WORK ITEM – The output is the line holding "Read all visible content and emit it as JSON." and all lines after it to the end of the records below; restate them unchanged and add nothing.

### RECORDS SUPPLIED

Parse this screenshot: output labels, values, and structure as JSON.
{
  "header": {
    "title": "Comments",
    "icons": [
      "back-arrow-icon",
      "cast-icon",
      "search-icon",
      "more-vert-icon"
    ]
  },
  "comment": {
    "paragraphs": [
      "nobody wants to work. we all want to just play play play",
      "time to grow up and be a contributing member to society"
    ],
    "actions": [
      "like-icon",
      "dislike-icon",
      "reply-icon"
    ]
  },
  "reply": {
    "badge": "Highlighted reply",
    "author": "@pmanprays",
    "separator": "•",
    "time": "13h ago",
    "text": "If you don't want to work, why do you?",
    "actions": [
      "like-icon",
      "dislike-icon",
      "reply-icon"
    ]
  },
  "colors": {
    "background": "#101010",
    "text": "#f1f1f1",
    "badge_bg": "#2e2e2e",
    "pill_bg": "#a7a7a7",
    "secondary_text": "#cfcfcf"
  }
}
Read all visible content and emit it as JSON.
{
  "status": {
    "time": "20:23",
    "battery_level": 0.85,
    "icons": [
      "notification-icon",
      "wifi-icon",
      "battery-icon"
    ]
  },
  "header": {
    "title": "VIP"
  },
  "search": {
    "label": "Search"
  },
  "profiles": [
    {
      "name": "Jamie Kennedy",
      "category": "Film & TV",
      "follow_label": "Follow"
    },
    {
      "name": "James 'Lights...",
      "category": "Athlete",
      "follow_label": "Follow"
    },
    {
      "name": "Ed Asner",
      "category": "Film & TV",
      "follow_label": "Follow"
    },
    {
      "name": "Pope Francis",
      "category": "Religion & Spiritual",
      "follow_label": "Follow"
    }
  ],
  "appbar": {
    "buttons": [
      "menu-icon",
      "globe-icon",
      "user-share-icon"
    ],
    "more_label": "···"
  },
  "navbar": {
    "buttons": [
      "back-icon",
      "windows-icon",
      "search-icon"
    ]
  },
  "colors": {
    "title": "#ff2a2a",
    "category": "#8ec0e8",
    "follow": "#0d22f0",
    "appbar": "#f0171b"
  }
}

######

WRITTEN RESPONSE –
Read all visible content and emit it as JSON.
{
  "status": {
    "time": "20:23",
    "battery_level": 0.85,
    "icons": [
      "notification-icon",
      "wifi-icon",
      "battery-icon"
    ]
  },
  "header": {
    "title": "VIP"
  },
  "search": {
    "label": "Search"
  },
  "profiles": [
    {
      "name": "Jamie Kennedy",
      "category": "Film & TV",
      "follow_label": "Follow"
    },
    {
      "name": "James 'Lights...",
      "category": "Athlete",
      "follow_label": "Follow"
    },
    {
      "name": "Ed Asner",
      "category": "Film & TV",
      "follow_label": "Follow"
    },
    {
      "name": "Pope Francis",
      "category": "Religion & Spiritual",
      "follow_label": "Follow"
    }
  ],
  "appbar": {
    "buttons": [
      "menu-icon",
      "globe-icon",
      "user-share-icon"
    ],
    "more_label": "···"
  },
  "navbar": {
    "buttons": [
      "back-icon",
      "windows-icon",
      "search-icon"
    ]
  },
  "colors": {
    "title": "#ff2a2a",
    "category": "#8ec0e8",
    "follow": "#0d22f0",
    "appbar": "#f0171b"
  }
}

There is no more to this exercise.